- **What to do**: The required answer is each line in the entries below where "with" occurs.

===== Study material

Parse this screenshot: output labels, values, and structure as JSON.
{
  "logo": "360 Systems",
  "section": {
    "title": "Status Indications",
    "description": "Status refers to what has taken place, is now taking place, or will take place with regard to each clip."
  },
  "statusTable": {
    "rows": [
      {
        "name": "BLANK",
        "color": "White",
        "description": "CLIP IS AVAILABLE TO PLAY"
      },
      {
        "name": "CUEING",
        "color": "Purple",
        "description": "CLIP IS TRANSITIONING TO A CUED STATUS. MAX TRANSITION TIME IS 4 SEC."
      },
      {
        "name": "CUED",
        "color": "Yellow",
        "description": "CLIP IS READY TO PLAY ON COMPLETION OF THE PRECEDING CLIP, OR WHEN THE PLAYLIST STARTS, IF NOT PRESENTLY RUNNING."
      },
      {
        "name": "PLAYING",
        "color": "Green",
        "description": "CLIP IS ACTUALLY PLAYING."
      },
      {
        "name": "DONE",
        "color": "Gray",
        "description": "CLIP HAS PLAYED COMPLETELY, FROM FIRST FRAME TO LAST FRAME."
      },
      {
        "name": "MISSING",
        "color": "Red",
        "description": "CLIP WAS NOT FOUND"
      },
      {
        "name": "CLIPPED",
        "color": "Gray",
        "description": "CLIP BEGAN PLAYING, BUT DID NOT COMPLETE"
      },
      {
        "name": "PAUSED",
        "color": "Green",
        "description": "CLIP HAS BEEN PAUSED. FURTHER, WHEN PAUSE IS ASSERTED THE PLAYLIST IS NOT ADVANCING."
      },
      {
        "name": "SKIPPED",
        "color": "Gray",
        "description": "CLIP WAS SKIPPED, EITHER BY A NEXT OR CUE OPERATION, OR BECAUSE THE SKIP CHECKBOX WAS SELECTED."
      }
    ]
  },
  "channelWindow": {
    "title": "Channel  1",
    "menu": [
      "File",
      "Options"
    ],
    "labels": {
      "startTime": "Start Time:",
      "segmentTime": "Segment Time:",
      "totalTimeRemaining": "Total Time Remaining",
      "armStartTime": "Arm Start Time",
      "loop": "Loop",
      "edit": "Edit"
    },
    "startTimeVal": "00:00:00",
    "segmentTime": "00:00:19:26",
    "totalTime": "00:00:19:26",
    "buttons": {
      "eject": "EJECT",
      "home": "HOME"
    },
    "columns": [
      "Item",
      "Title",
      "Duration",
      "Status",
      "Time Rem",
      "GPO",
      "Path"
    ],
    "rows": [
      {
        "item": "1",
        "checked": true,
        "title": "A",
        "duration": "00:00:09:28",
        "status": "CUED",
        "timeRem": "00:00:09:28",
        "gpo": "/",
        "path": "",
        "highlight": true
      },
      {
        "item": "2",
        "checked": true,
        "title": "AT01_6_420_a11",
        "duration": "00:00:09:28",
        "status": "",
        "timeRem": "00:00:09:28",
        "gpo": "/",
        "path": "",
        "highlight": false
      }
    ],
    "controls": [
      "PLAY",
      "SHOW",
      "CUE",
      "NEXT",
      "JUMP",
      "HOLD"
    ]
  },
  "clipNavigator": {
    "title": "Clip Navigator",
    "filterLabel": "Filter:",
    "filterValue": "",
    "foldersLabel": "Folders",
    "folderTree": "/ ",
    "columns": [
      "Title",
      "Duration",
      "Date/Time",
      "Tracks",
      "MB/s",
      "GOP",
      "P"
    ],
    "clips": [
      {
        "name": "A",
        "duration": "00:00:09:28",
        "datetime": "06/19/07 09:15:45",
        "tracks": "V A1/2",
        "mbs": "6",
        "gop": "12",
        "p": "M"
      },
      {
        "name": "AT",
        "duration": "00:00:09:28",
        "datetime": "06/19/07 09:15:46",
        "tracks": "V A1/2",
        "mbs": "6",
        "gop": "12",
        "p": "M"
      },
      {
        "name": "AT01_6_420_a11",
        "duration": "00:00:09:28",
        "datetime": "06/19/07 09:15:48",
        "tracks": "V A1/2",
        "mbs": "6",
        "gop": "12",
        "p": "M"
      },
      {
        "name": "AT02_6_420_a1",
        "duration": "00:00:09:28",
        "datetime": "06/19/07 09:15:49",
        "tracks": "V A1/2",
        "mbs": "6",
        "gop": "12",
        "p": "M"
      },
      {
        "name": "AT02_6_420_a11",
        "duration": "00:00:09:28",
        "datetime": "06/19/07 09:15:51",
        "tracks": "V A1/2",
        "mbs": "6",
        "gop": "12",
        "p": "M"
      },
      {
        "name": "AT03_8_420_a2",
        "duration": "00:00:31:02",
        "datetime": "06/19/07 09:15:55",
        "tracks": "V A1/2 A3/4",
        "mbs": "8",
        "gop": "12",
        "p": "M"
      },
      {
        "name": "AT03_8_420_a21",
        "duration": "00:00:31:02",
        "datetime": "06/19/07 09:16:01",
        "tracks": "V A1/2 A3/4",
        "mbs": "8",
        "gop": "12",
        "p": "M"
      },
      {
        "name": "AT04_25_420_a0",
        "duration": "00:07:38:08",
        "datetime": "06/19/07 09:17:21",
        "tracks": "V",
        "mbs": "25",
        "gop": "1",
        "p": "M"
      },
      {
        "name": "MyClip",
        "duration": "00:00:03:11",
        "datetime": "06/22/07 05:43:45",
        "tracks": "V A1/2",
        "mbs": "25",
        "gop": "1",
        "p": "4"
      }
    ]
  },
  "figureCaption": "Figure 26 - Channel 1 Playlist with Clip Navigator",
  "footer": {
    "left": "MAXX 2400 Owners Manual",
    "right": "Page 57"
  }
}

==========

- **Result of the exercise**:
    "description": "Status refers to what has taken place, is now taking place, or will take place with regard to each clip."
  "figureCaption": "Figure 26 - Channel 1 Playlist with Clip Navigator",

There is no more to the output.